_Data excerpts:_
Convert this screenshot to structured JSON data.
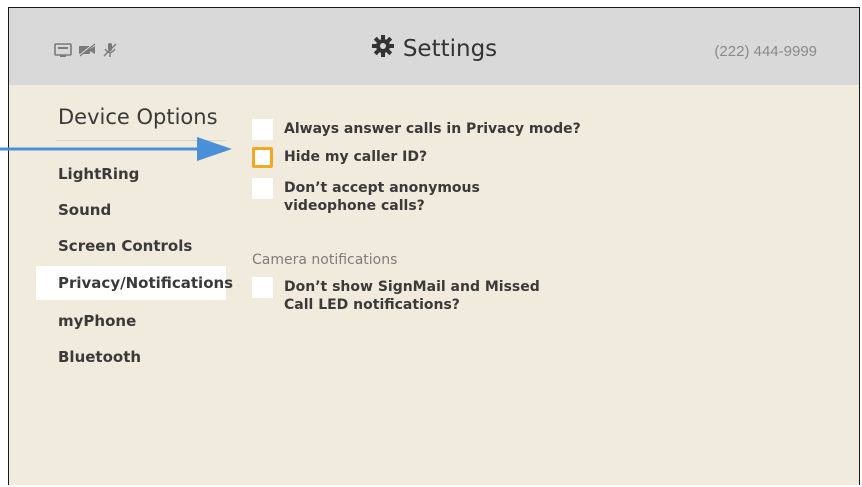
{
  "header": {
    "title": "Settings",
    "title_icon": "gear-icon",
    "phone_number": "(222) 444-9999",
    "status_icons": [
      "network-icon",
      "camera-off-icon",
      "mic-off-icon"
    ]
  },
  "sidebar": {
    "heading": "Device Options",
    "selected": "Privacy/Notifications",
    "items": [
      {
        "label": "LightRing"
      },
      {
        "label": "Sound"
      },
      {
        "label": "Screen Controls"
      },
      {
        "label": "Privacy/Notifications"
      },
      {
        "label": "myPhone"
      },
      {
        "label": "Bluetooth"
      }
    ]
  },
  "privacy": {
    "options": [
      {
        "label": "Always answer calls in Privacy mode?",
        "checked": false
      },
      {
        "label": "Hide my caller ID?",
        "checked": false,
        "focused": true
      },
      {
        "label": "Don’t accept anonymous\nvideophone calls?",
        "checked": false
      }
    ],
    "camera_section_label": "Camera notifications",
    "camera_options": [
      {
        "label": "Don’t show SignMail and Missed\nCall LED notifications?",
        "checked": false
      }
    ]
  },
  "colors": {
    "background": "#f1ebdd",
    "header": "#d9d9d9",
    "focus_highlight": "#f5a623",
    "annotation_arrow": "#4a90d9"
  }
}
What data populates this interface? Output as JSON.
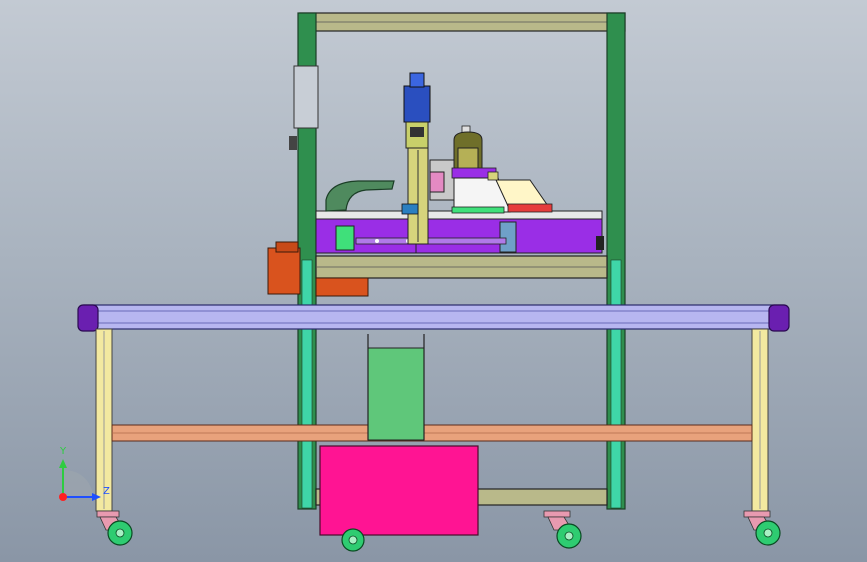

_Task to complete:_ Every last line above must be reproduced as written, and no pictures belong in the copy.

_The completed task:_
Convert this screenshot to structured JSON data.
{
  "header": {
    "title": "Settings",
    "title_icon": "gear-icon",
    "phone_number": "(222) 444-9999",
    "status_icons": [
      "network-icon",
      "camera-off-icon",
      "mic-off-icon"
    ]
  },
  "sidebar": {
    "heading": "Device Options",
    "selected": "Privacy/Notifications",
    "items": [
      {
        "label": "LightRing"
      },
      {
        "label": "Sound"
      },
      {
        "label": "Screen Controls"
      },
      {
        "label": "Privacy/Notifications"
      },
      {
        "label": "myPhone"
      },
      {
        "label": "Bluetooth"
      }
    ]
  },
  "privacy": {
    "options": [
      {
        "label": "Always answer calls in Privacy mode?",
        "checked": false
      },
      {
        "label": "Hide my caller ID?",
        "checked": false,
        "focused": true
      },
      {
        "label": "Don’t accept anonymous\nvideophone calls?",
        "checked": false
      }
    ],
    "camera_section_label": "Camera notifications",
    "camera_options": [
      {
        "label": "Don’t show SignMail and Missed\nCall LED notifications?",
        "checked": false
      }
    ]
  },
  "colors": {
    "background": "#f1ebdd",
    "header": "#d9d9d9",
    "focus_highlight": "#f5a623",
    "annotation_arrow": "#4a90d9"
  }
}
What data populates this interface? Output as JSON.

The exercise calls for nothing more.